Review by Karl Verhoven
The feral creature that results from the merger of Daniel Kilgore with the ghost of his dead brother Kurt has now been established, and while still a relatively recent process, Dan’s used to the idea. As seen in volume two he’s also qualified to go on action missions with veteran operatives, the theory being that the skills he’s been taught can protect him. This is just as well, since there’s something large, powerful and threatening known as the Apparition tracking Kurt’s ghost, and Haunt isn’t appearing when required.
Artist Greg Capullo has come up with an interesting visual for this new creature, a sort of bulkier and even more fearsome version of what Haunt is. As Carnage is to Venom you might say. There is an explanation. “Your existence is not natural. There are forces that prevent your brother from lingering in this realm. The Apparition is part of those forces.” The Apparition occupies much of the book, and rapidly wears out its welcome.
This is Robert Kirkman’s final volume writing Haunt, and it’s fair to speculate whether or not he departed considering it was a job well done. There’s very little that’s original about Haunt, and originality among the trappings has been a Kirkman trademark since the earliest days of his career.
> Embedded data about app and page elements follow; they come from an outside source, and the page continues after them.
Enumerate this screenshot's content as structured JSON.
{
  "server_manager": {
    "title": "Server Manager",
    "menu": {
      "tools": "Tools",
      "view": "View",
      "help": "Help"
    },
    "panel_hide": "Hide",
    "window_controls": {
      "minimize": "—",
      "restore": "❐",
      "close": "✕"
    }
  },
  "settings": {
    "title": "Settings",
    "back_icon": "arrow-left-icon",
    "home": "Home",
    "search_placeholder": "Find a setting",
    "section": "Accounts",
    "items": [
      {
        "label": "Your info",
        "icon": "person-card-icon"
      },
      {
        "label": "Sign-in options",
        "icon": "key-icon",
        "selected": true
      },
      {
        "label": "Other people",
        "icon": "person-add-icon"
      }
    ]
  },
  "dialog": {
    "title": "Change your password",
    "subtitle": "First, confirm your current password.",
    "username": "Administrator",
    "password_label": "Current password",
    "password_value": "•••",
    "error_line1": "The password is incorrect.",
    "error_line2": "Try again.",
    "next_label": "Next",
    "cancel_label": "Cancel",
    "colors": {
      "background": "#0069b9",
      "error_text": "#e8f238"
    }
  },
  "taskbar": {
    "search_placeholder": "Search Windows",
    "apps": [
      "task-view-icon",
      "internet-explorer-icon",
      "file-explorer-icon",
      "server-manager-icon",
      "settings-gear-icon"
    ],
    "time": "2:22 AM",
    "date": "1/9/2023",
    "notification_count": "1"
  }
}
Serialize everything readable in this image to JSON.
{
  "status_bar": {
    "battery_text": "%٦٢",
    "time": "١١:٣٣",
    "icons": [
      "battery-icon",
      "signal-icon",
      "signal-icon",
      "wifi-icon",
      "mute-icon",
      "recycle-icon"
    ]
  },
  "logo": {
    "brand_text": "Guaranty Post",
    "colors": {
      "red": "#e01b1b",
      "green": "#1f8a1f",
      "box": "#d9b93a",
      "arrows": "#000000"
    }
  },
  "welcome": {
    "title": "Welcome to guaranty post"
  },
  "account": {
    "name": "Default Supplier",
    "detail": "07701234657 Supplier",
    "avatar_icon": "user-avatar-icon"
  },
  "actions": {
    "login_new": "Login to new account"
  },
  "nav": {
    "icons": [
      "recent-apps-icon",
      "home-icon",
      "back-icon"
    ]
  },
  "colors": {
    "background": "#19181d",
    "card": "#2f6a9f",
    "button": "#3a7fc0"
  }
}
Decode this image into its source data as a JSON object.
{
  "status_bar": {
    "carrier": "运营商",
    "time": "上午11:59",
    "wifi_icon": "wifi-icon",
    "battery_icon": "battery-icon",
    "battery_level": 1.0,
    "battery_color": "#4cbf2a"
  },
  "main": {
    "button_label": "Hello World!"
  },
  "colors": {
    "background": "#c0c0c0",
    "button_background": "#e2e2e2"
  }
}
At least he provides a few explanations for this torturous melodrama before heading for the exit, and by the end of them it appears there’s hardly anyone in the series not having their strings jerked. Several characters introduced still have no purpose, and the head of the Agency still resembles a teenage super model. Actually, so does pretty well every woman in the book.
Capullo’s art continues to be scratchy and dynamic, his pages prioritising movement and action, and often very gruesome. There’s no regulation here, and Capullo depicts limbs flying off in all directions.
Joe Casey and Nathan Fox take over what Kirkman has bequeathed in volume four.